══ PROVIDED INFORMATION
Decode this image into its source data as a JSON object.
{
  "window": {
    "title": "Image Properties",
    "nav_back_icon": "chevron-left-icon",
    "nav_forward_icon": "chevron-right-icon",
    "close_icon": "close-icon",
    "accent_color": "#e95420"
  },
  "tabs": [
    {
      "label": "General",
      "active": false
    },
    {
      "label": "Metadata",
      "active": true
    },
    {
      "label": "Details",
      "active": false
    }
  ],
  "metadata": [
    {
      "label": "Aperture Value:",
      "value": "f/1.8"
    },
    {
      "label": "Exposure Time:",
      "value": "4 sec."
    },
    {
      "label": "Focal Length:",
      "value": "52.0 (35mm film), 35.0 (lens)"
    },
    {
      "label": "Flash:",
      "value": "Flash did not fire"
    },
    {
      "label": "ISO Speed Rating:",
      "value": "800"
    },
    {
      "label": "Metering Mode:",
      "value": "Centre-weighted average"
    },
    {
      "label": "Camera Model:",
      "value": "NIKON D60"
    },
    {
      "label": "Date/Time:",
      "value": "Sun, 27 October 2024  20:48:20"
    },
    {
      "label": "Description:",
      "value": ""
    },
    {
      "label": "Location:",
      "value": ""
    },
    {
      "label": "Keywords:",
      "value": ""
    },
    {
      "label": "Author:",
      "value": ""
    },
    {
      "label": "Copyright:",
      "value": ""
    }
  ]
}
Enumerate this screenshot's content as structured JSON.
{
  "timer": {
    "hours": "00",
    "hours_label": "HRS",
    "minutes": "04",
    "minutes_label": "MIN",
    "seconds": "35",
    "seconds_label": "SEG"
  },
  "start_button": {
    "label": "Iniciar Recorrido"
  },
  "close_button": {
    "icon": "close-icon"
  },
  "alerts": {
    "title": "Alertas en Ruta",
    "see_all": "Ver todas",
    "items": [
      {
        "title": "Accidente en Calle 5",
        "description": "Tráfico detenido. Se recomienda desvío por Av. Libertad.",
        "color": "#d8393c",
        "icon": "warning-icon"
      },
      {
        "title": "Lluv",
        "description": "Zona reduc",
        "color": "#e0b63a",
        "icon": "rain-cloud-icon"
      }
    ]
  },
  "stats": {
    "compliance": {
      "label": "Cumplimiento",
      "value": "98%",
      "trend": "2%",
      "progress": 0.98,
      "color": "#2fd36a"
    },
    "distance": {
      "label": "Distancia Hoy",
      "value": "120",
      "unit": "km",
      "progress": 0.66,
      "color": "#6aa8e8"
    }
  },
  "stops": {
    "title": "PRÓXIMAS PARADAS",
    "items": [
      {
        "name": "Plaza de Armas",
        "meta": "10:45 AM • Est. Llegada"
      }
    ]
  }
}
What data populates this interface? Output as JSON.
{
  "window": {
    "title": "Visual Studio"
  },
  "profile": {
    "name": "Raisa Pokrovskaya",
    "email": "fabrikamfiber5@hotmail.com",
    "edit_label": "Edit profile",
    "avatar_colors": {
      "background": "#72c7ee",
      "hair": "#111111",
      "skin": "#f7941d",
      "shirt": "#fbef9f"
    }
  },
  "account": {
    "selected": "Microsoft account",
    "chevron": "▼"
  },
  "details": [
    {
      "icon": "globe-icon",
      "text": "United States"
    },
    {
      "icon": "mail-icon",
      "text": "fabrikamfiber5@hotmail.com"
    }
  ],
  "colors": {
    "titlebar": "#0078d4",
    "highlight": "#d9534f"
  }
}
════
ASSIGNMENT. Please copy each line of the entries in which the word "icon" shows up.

WRITTEN REPLY.
    "nav_back_icon": "chevron-left-icon",
    "nav_forward_icon": "chevron-right-icon",
    "close_icon": "close-icon",
    "icon": "close-icon"
        "icon": "warning-icon"
        "icon": "rain-cloud-icon"
      "icon": "globe-icon",
      "icon": "mail-icon",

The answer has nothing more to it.